This is a readable book about language non-linguists would probably like. You could call it popular science. Or you could just call it readable and enjoyable. Its author reminds us several times that his own first language is not English (I believe it is Hebrew) but it is not translated. Either the author has a perfect command of English, which is highly likely, or he has a brilliant editor (which is also likely). I want people to know about this book, which was first published in 2010 (and which reminds us that the Sapir-Whorf thesis no longer holds good, as I am sure readers are aware). You can get it here.
I can't really do better than publish my short review first posted on Goodreads (a terrific book-sharing app by the way, and no, nobody is paying me to write this stuff, though I'm open to offers), so here it is.

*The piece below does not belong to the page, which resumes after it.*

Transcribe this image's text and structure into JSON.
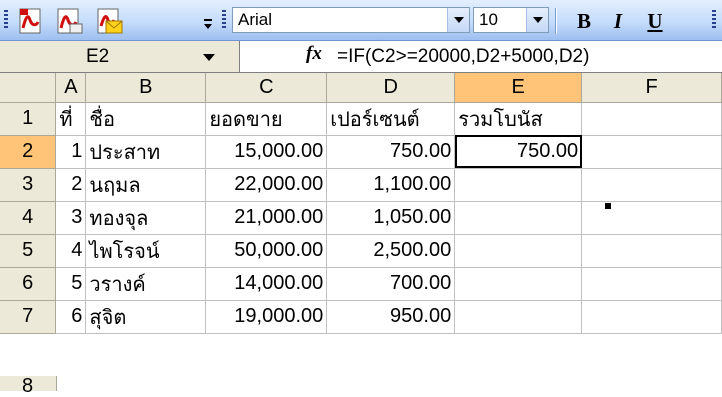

Entertaining and erudite, this book takes you on a gallop through the myths about language and how they have been exploded, and makes you think just a bit differently. I picked it up by chance when I saw on Goodreads that someone I knew was reading it, and I'm very glad I did. Things you thought you knew... I always thought Homer called the sea "wine-dark" because he was blind and didn't know what colours were, because after all the sea can look a number of colours, but dark red is never one of them. But I was wrong. Put simply, Deutscher stands up the controversial notion that language shapes the way we think.